"There is a fiscal cliff on the horizon," Chief Richard Price wrote in a stern letter to his board. "Continued dependence on the use of reserves to balance our budget has jeopardized the financial stability and service levels of our organization."
What happens next is an open question.
Brown's pension reforms are aimed primarily at state workers and, so far, courts have protected as inviolate vested employees' benefit levels. Yet, to many, ratcheting down public safety workers' benefits is inevitable, as bills for pensions and pay decisions made during boom economic times keep rolling in.
"Everyone respects the firefighters for the job they do and applauds their heroism," said Dan Pellissier, president of Californians for Pension Reform. "But that doesn't solve the fundamental math problem that those salaries and benefits are taking away from the same services they were hired to provide."
Contra Costa fire chiefs manage multimillion-dollar public agencies responsible for many lives and much property. Are they worth what taxpayers pay for their salaries, insurance and retirement? A sampling from the 2011 Bay Area News Group public employee salary database shows what they earned and the value of their benefits.
San Ramon Fire Chief Richard Price topped the Contra Costa list with a salary of $260,410. His benefits were worth an additional $175,011. (To save the district money, Price "retired" this year but remains on the payroll as chief for $1 a month. He worked in another Bay Area district for most of his career, where he draws most of his pension.)
Lagging in second place, Moraga-Orinda Chief Randy Bradley earned $204,754, while his benefits cost $79,397.
By comparison, the chiefs of the two largest fire districts in neighboring Alameda County collected pay and benefits comparable to the San Ramon and Moraga-Orinda leaders. Now-retired Alameda County Fire District Chief Sheldon Gilbert was paid $230,262 plus $94,692 in benefits. Then-Oakland Fire Chief Mark Hoffmann collected $210,980 in wages, and his benefits cost an additional $70,367.
Rounding out the middle of the Contra Costa pack were El Cerrito Fire Chief Lance Maples with a salary of $162,838 plus $92,132 in benefits; East Contra Costa Fire District Chief Hugh Henderson, with $138,232 in wages and $114,340 in benefits; and Contra Costa Fire District Chief Daryl Louder with $184,260 in wages plus $62,897 in benefits. Richmond Fire Chief Michael Banks was last at $185,325 in salary. His benefits cost $56,043.
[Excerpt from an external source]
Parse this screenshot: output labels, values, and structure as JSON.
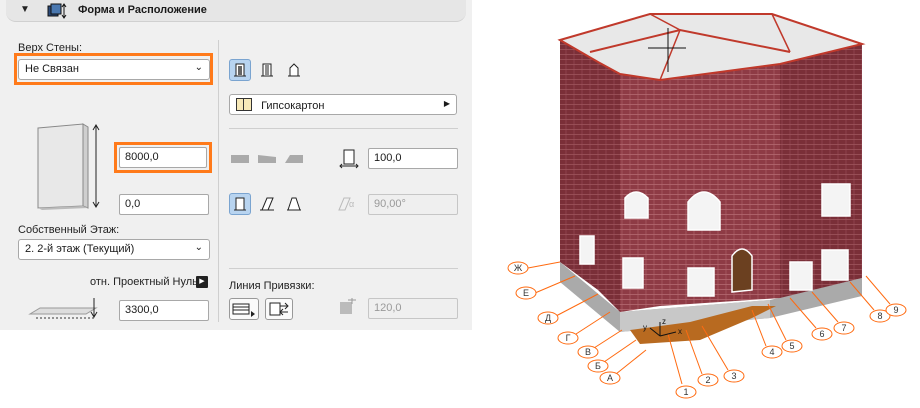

Source: Bay Area News Group 2011 public employee salary database